• [WHAT IS BEING ASKED] Where a line of the records contains the word "title", show that line.

□ □ □ □ □ □ □

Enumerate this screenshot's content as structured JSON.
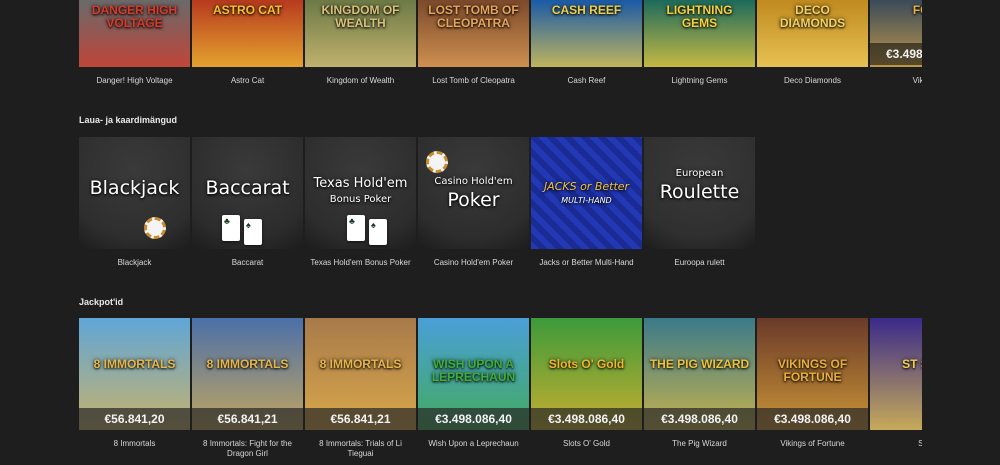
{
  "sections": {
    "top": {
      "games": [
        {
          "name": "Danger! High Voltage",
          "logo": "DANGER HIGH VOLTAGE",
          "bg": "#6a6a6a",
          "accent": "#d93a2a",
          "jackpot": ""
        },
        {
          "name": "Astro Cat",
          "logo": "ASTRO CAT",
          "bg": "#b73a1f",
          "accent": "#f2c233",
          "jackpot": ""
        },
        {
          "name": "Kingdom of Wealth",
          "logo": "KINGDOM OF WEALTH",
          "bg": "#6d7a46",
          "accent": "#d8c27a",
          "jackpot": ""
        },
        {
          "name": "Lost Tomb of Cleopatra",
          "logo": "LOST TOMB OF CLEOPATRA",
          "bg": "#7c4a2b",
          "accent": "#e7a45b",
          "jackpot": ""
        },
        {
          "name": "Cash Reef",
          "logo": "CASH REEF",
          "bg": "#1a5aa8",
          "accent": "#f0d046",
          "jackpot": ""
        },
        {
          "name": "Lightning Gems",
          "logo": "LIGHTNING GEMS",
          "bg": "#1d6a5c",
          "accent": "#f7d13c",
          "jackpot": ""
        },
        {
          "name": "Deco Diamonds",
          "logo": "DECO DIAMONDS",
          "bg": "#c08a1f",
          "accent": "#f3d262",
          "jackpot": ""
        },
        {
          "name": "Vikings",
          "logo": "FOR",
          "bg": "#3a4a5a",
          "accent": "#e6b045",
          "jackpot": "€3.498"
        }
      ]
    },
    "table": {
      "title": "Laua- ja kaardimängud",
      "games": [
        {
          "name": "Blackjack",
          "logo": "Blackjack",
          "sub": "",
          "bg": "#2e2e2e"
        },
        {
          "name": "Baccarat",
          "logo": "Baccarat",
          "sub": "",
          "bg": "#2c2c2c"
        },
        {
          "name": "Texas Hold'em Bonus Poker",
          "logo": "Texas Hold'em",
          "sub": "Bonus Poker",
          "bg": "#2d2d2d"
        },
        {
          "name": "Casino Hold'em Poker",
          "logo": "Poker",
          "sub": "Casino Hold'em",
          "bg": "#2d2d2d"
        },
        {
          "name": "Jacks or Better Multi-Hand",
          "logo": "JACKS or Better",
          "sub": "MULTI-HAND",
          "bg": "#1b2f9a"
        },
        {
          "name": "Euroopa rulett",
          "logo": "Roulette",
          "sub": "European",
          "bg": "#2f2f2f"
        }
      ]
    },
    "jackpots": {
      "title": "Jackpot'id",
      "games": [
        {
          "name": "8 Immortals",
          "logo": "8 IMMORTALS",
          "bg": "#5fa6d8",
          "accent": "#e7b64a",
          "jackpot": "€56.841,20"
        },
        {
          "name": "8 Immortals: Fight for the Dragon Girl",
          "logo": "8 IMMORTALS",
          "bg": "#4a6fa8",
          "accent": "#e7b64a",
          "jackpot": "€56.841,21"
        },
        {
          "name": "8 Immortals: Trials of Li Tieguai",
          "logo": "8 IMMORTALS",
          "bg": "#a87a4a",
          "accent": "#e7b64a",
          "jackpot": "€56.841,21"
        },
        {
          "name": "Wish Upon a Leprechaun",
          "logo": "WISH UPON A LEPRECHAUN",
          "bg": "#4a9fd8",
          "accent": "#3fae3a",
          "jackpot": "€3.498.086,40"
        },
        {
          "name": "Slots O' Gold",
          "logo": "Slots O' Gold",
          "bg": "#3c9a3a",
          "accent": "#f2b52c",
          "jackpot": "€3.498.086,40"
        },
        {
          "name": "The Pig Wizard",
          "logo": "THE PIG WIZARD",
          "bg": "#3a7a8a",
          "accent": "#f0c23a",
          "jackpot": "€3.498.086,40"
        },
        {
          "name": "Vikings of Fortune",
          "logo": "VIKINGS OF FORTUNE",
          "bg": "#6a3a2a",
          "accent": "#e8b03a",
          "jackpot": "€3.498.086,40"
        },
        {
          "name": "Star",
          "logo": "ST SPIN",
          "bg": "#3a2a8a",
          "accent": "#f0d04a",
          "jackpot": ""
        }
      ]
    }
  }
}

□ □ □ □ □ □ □

• [EXPECTED OUTPUT]
      "title": "Laua- ja kaardimängud",
      "title": "Jackpot'id",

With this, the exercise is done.